Even the least fit among us usually are able to incorporate some walking into our schedules. An organized walking routine can be a great form of aerobic exercise. It’s free, and strengthens the heart and lungs as well as the legs. It also helps to prevent osteoporosis, lowers blood pressure and cholesterol, helps with diabetes, and increases flexibility.
Walking for 30 minutes most days can be an easily achievable target, perhaps walking all or part of the way to work, or a 15 minute burst at lunchtime and another in the evening. As your fitness improves, you could even try alternating with a slow jog.
Taking the stairs instead of the elevator is a choice that will become automatic after a short time.

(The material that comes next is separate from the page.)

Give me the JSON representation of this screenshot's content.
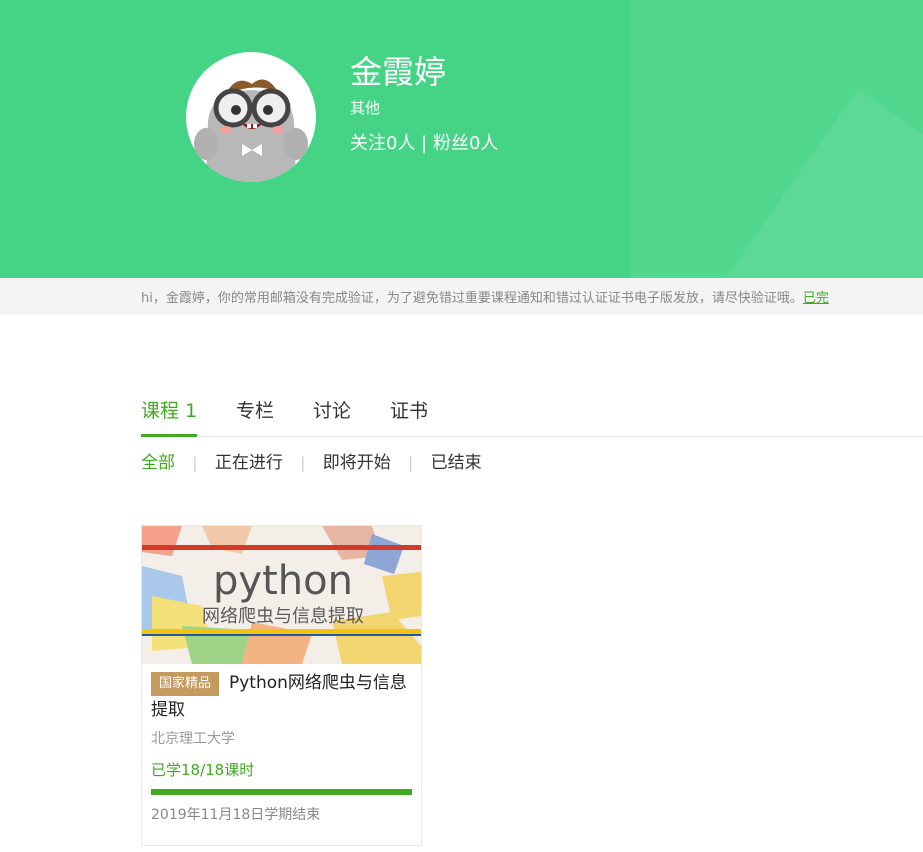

Yoga reduces stress and improves strength, flexibility, coordination, circulation and posture. It may even reduce the frequency of asthma attacks.
Yoga is an ancient Indian practice, dating back more than 5000 years. The word yoga means union, and was originally designed to lead to union of the human spirit with nature. However, today many people use it as a technique to link the body and mind in a way that encourages peacefulness and relaxation. It uses stretching postures, breathing, and meditation techniques to calm the mind and tone the body.
There are different types of yoga, but almost of those used in the West are forms of Hatha Yoga. This is a combination of asanas (physical exercises and postures), pranayamas (breathing techniques) and meditation.
You can learn about yoga from books and videos, but the best way is through attending a class with an experienced instructor.
Also known as tai chi ch’uan, this form of martial art will help to reduce stress and improve strength and flexibility.
Based in the Chinese Taoist philosophy, it was developed for health, self-defense, and spiritual development. It combines a series of gentle physical movements and breathing techniques, allowing you to experience a meditative state. The idea is that it facilitates the flow of chi (“life energy”) through the body by dissolving blockages both within the body and between the body and the environment. Through concentration, coordinated breathing and slow, graceful body movements, it aims to increase well-being.
It has recently been found that Tai Chi has physiological and psychosocial benefits and promotes balance control, flexibility, and cardiovascular fitness in patients with chronic health conditions.
Tai chi is now practiced all over the world and, as with yoga, it’s best to learn from a qualified teacher.
Wang C., Collet J. P. and Lau J. The effect of Tai Chi on health outcomes in patients with chronic conditions: a systematic review. Archives of Internal Medicine, Vol. 164, March 8, 2004, pp. 493-501.